Evo1 is melancholic, wistful, regretfull and a whole host of other evocative words. I loved it, whilst at the same time hating its powerful influence on my emotions. This doesn't happen often, and rare magic like this needs to be encouraged and utilised!
Evo2 is a startling experience after Evo1. It is slow, nasty, unsettling: a tearing evolving morphing sound that evokes the name, but at the same time is way beyond a mere sample of a circular saw. Almost a diametric opposite of Evo1, it is spectacularly complex and involving. This time, I loathed and adored it in different ways for different reasons. There's a huge amount of compositional skill being revealed here, and just in a timbre!
The invitation to distort and saturate is interesting, because that's exactly what I do with my Spitfire BBCSO Discover sounds - but for them I have got very used to adding just a little bit of edginess - the review in my blog tells more... But Evo1 and 2 work nicely with rather more 'umph' than I generally use, and it became rather addictive. Welcome to the darker side!
I can't help my nit-picking mind, so here are a few fixes for the XML...
- The slashes are wrong in the background graphics path. Change them to:
and all will be well. (This may be OS-dependent)
- The mapping of the Mod Wheel to the 'Tone' cutoff-frequency for the Low-Pass Filter is broken - the line should look like this:
binding level="ui" type="control" position="2" parameter="value" translation="linear" translationOutputMin="0" translationOutputMax="1"
(With chevrons in appropriate places...)
Overall then, two very different experiences. Both good, but in different ways, and with very different use cases. I'm increasingly impressed with the musical wizardry exhibited by Marco in his Pianobook.co.uk contributions! (Sorry, I just couldn't resist that pun!) Recommended: totally, thoroughly and completely. Woooohooooo!
Quite quirky, decidedly dreamy, and completely cool!
When being a grumpy old synthesist was somewhere way off in the far distant future, I remember that memory was so tiny, and samples were so short, that round-robins were a crazy dream for all but the richest musicians. And here we are in that halcyon time, where a free 'found' percussion sample pack has up to four round-robins!

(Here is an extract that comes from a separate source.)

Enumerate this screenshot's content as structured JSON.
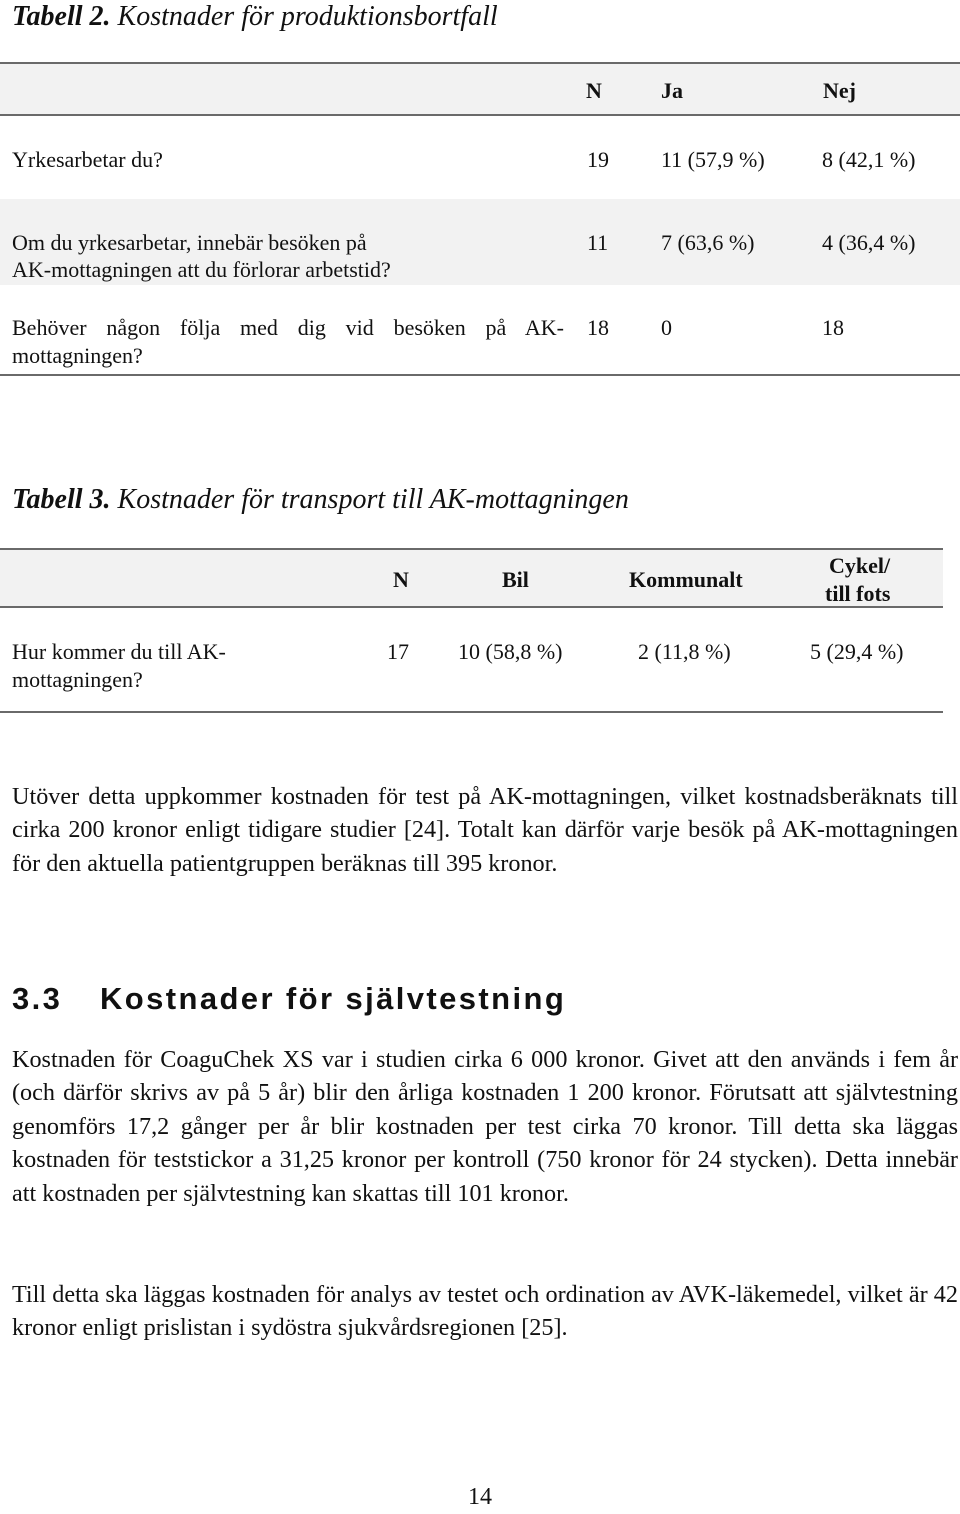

I'm intrigued that more people haven't used anagrams of Afrorack in their virtual instrument names, so 'Far Croak' is very welcome (I was expecting at least one modular synth-oriented submission: 'For a Rack'!). Even more so, because in a contest full of dystopian pads (a curious metaphor!), a 'found' drum set is like a breath of fresh... percussion!
18 sounds, some with 4 round-robins, some with 2 (or at least, that's what my ears tell me...), and lots of variations, laid out in a very neat grid (full marks for ingenuity, there!). That's what you get, and some of them are very nice. I loved one of the four Kicks at B0, although the C1 Kick may be more conventional. The C#1 rimshot is...unusual, but usable. Some of the D1 Snares are good, but the D#1 Snare is exceptional in every way - even ways in which you aren't expecting. But the real stand-out (runner-up) for me was the F1 Low Tom, which is complex and not at all what I expected, which is always a sign of a good drum set.
But full kudos goes to the amazing D2 High Tom, a pair of samples which go together perfectly as a 2 step 'clippity clop' sequence. A complete rhythm section in just two sounds, and if you add the 'Original' and "Reverse' options, then you are totally in 'You haven't heard this drum sound before' territory, especially if you close it with the C2 High Tom.
Stop reading! Download it now!
(I asked you to stop reading...)
(You still here?)